*Exercise prompt*. Extract the complete listing and output it unchanged.

*Exercise materials*.
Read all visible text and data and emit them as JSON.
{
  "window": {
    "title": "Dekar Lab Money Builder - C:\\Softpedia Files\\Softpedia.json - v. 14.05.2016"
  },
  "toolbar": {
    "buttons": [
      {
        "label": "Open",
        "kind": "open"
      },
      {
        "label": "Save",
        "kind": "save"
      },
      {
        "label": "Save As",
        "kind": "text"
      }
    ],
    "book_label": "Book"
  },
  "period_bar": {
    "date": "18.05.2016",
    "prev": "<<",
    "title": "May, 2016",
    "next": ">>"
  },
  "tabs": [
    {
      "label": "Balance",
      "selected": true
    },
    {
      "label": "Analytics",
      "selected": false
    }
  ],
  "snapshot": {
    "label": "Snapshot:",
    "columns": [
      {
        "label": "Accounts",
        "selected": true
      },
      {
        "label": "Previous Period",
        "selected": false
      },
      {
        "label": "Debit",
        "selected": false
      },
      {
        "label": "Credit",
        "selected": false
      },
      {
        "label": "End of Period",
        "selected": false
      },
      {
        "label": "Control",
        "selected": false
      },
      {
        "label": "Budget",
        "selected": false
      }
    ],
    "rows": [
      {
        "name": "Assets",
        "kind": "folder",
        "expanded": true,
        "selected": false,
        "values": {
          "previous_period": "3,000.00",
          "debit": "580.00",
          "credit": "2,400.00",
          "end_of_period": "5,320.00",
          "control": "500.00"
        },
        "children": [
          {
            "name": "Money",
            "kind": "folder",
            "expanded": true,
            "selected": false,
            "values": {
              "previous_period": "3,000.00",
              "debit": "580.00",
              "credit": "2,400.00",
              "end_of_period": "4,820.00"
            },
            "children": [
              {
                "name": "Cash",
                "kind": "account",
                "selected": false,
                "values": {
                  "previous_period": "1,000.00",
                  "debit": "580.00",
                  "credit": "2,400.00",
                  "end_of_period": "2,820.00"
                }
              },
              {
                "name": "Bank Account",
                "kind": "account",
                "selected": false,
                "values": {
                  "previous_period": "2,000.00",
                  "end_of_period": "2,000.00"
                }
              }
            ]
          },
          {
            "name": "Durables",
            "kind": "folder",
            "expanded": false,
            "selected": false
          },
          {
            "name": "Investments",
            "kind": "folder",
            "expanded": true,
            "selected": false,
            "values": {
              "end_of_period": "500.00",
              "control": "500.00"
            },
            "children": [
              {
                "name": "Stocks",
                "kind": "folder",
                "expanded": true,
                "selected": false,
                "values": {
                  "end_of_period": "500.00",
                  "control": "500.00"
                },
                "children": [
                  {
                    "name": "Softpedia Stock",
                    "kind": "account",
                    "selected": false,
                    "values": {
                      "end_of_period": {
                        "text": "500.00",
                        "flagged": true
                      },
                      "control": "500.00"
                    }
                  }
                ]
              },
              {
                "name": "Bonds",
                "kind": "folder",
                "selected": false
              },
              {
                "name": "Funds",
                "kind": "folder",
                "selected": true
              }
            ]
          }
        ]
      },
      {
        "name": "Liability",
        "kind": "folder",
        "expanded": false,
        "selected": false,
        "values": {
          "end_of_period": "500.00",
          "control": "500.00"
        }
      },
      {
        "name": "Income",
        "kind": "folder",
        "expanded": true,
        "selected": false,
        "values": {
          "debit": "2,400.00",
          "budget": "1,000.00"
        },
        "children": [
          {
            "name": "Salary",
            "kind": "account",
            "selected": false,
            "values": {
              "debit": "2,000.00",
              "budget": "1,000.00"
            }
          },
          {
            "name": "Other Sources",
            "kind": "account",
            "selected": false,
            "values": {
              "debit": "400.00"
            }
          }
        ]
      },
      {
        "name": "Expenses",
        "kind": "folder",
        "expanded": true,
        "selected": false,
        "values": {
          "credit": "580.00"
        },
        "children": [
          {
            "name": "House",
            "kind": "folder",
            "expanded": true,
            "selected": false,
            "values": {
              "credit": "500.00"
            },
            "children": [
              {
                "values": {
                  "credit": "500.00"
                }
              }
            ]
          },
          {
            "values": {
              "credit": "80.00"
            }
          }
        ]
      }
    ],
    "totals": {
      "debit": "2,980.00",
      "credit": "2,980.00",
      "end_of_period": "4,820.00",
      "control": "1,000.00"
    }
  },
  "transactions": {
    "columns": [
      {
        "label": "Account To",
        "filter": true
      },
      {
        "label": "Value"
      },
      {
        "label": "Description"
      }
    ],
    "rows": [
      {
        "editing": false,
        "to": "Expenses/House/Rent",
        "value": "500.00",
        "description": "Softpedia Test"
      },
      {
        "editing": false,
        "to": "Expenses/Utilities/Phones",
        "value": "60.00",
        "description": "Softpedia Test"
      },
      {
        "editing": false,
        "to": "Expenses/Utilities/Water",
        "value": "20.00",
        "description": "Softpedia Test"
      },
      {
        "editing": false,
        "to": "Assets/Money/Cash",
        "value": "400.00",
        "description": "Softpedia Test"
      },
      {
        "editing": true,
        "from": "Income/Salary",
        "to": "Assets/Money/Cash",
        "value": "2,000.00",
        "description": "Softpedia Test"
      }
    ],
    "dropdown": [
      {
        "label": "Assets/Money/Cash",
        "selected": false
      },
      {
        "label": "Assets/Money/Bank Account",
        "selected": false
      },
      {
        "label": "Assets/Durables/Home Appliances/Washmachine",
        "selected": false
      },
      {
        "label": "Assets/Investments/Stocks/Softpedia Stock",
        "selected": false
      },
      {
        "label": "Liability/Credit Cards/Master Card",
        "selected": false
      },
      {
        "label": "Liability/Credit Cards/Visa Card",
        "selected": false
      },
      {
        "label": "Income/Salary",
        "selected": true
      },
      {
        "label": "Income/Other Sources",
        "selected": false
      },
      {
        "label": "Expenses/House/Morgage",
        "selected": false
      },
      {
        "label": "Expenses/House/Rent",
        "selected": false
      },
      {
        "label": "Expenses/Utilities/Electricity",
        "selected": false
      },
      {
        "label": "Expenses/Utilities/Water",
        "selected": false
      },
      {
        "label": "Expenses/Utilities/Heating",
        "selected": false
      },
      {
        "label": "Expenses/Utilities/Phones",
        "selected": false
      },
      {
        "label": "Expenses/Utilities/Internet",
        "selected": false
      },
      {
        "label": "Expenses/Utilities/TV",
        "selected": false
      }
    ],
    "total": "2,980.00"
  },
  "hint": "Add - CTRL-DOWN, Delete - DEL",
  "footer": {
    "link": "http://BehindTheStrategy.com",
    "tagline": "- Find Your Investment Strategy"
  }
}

*Written reply*.
Read all visible text and data and emit them as JSON.
{
  "window": {
    "title": "Dekar Lab Money Builder - C:\\Softpedia Files\\Softpedia.json - v. 14.05.2016"
  },
  "toolbar": {
    "buttons": [
      {
        "label": "Open",
        "kind": "open"
      },
      {
        "label": "Save",
        "kind": "save"
      },
      {
        "label": "Save As",
        "kind": "text"
      }
    ],
    "book_label": "Book"
  },
  "period_bar": {
    "date": "18.05.2016",
    "prev": "<<",
    "title": "May, 2016",
    "next": ">>"
  },
  "tabs": [
    {
      "label": "Balance",
      "selected": true
    },
    {
      "label": "Analytics",
      "selected": false
    }
  ],
  "snapshot": {
    "label": "Snapshot:",
    "columns": [
      {
        "label": "Accounts",
        "selected": true
      },
      {
        "label": "Previous Period",
        "selected": false
      },
      {
        "label": "Debit",
        "selected": false
      },
      {
        "label": "Credit",
        "selected": false
      },
      {
        "label": "End of Period",
        "selected": false
      },
      {
        "label": "Control",
        "selected": false
      },
      {
        "label": "Budget",
        "selected": false
      }
    ],
    "rows": [
      {
        "name": "Assets",
        "kind": "folder",
        "expanded": true,
        "selected": false,
        "values": {
          "previous_period": "3,000.00",
          "debit": "580.00",
          "credit": "2,400.00",
          "end_of_period": "5,320.00",
          "control": "500.00"
        },
        "children": [
          {
            "name": "Money",
            "kind": "folder",
            "expanded": true,
            "selected": false,
            "values": {
              "previous_period": "3,000.00",
              "debit": "580.00",
              "credit": "2,400.00",
              "end_of_period": "4,820.00"
            },
            "children": [
              {
                "name": "Cash",
                "kind": "account",
                "selected": false,
                "values": {
                  "previous_period": "1,000.00",
                  "debit": "580.00",
                  "credit": "2,400.00",
                  "end_of_period": "2,820.00"
                }
              },
              {
                "name": "Bank Account",
                "kind": "account",
                "selected": false,
                "values": {
                  "previous_period": "2,000.00",
                  "end_of_period": "2,000.00"
                }
              }
            ]
          },
          {
            "name": "Durables",
            "kind": "folder",
            "expanded": false,
            "selected": false
          },
          {
            "name": "Investments",
            "kind": "folder",
            "expanded": true,
            "selected": false,
            "values": {
              "end_of_period": "500.00",
              "control": "500.00"
            },
            "children": [
              {
                "name": "Stocks",
                "kind": "folder",
                "expanded": true,
                "selected": false,
                "values": {
                  "end_of_period": "500.00",
                  "control": "500.00"
                },
                "children": [
                  {
                    "name": "Softpedia Stock",
                    "kind": "account",
                    "selected": false,
                    "values": {
                      "end_of_period": {
                        "text": "500.00",
                        "flagged": true
                      },
                      "control": "500.00"
                    }
                  }
                ]
              },
              {
                "name": "Bonds",
                "kind": "folder",
                "selected": false
              },
              {
                "name": "Funds",
                "kind": "folder",
                "selected": true
              }
            ]
          }
        ]
      },
      {
        "name": "Liability",
        "kind": "folder",
        "expanded": false,
        "selected": false,
        "values": {
          "end_of_period": "500.00",
          "control": "500.00"
        }
      },
      {
        "name": "Income",
        "kind": "folder",
        "expanded": true,
        "selected": false,
        "values": {
          "debit": "2,400.00",
          "budget": "1,000.00"
        },
        "children": [
          {
            "name": "Salary",
            "kind": "account",
            "selected": false,
            "values": {
              "debit": "2,000.00",
              "budget": "1,000.00"
            }
          },
          {
            "name": "Other Sources",
            "kind": "account",
            "selected": false,
            "values": {
              "debit": "400.00"
            }
          }
        ]
      },
      {
        "name": "Expenses",
        "kind": "folder",
        "expanded": true,
        "selected": false,
        "values": {
          "credit": "580.00"
        },
        "children": [
          {
            "name": "House",
            "kind": "folder",
            "expanded": true,
            "selected": false,
            "values": {
              "credit": "500.00"
            },
            "children": [
              {
                "values": {
                  "credit": "500.00"
                }
              }
            ]
          },
          {
            "values": {
              "credit": "80.00"
            }
          }
        ]
      }
    ],
    "totals": {
      "debit": "2,980.00",
      "credit": "2,980.00",
      "end_of_period": "4,820.00",
      "control": "1,000.00"
    }
  },
  "transactions": {
    "columns": [
      {
        "label": "Account To",
        "filter": true
      },
      {
        "label": "Value"
      },
      {
        "label": "Description"
      }
    ],
    "rows": [
      {
        "editing": false,
        "to": "Expenses/House/Rent",
        "value": "500.00",
        "description": "Softpedia Test"
      },
      {
        "editing": false,
        "to": "Expenses/Utilities/Phones",
        "value": "60.00",
        "description": "Softpedia Test"
      },
      {
        "editing": false,
        "to": "Expenses/Utilities/Water",
        "value": "20.00",
        "description": "Softpedia Test"
      },
      {
        "editing": false,
        "to": "Assets/Money/Cash",
        "value": "400.00",
        "description": "Softpedia Test"
      },
      {
        "editing": true,
        "from": "Income/Salary",
        "to": "Assets/Money/Cash",
        "value": "2,000.00",
        "description": "Softpedia Test"
      }
    ],
    "dropdown": [
      {
        "label": "Assets/Money/Cash",
        "selected": false
      },
      {
        "label": "Assets/Money/Bank Account",
        "selected": false
      },
      {
        "label": "Assets/Durables/Home Appliances/Washmachine",
        "selected": false
      },
      {
        "label": "Assets/Investments/Stocks/Softpedia Stock",
        "selected": false
      },
      {
        "label": "Liability/Credit Cards/Master Card",
        "selected": false
      },
      {
        "label": "Liability/Credit Cards/Visa Card",
        "selected": false
      },
      {
        "label": "Income/Salary",
        "selected": true
      },
      {
        "label": "Income/Other Sources",
        "selected": false
      },
      {
        "label": "Expenses/House/Morgage",
        "selected": false
      },
      {
        "label": "Expenses/House/Rent",
        "selected": false
      },
      {
        "label": "Expenses/Utilities/Electricity",
        "selected": false
      },
      {
        "label": "Expenses/Utilities/Water",
        "selected": false
      },
      {
        "label": "Expenses/Utilities/Heating",
        "selected": false
      },
      {
        "label": "Expenses/Utilities/Phones",
        "selected": false
      },
      {
        "label": "Expenses/Utilities/Internet",
        "selected": false
      },
      {
        "label": "Expenses/Utilities/TV",
        "selected": false
      }
    ],
    "total": "2,980.00"
  },
  "hint": "Add - CTRL-DOWN, Delete - DEL",
  "footer": {
    "link": "http://BehindTheStrategy.com",
    "tagline": "- Find Your Investment Strategy"
  }
}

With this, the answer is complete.